• _Action item_: Where the string "label" shows up in a line of the records, copy that line.

Component data from apps and pages
******************************

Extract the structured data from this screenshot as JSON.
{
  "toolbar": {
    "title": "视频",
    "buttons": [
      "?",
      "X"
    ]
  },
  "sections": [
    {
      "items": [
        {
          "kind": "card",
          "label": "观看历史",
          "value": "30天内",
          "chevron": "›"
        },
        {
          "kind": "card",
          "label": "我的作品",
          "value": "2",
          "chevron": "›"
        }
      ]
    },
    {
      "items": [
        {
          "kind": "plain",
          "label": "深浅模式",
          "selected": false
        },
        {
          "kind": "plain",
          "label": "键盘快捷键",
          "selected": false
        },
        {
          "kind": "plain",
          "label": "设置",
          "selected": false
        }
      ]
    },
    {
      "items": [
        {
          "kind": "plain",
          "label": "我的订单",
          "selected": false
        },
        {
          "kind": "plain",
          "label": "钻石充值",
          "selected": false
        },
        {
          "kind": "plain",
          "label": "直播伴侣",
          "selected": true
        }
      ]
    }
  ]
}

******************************

• _Output for this task_:
          "label": "观看历史",
          "label": "我的作品",
          "label": "深浅模式",
          "label": "键盘快捷键",
          "label": "设置",
          "label": "我的订单",
          "label": "钻石充值",
          "label": "直播伴侣",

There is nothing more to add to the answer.